## Try it
Count the lines below that contain the word "left", and reply with only that number.

◆ ◆ ◆ ◆ ◆ ◆ ◆

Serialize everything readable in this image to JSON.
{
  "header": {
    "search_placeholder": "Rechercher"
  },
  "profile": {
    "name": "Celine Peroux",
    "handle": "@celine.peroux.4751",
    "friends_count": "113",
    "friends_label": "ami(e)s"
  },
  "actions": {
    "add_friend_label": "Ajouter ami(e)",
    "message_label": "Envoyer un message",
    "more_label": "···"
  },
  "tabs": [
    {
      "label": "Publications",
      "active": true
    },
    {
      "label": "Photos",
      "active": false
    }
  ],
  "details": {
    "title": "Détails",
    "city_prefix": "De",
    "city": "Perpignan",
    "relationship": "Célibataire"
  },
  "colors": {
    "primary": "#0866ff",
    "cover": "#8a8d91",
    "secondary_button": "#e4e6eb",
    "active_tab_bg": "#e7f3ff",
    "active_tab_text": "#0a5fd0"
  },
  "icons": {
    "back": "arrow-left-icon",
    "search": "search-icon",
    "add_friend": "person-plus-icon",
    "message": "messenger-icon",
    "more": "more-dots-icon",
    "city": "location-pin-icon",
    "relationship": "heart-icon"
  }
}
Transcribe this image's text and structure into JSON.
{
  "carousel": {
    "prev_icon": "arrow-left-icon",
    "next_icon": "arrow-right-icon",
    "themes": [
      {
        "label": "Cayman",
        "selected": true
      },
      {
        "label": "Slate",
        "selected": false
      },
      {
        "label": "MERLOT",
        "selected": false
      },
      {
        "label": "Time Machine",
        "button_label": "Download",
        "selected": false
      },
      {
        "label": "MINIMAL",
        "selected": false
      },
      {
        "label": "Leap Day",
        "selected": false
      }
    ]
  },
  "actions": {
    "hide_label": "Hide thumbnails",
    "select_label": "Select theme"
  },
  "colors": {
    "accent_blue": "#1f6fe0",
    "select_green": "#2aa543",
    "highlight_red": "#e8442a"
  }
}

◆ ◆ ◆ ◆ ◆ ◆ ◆

## Written solution
2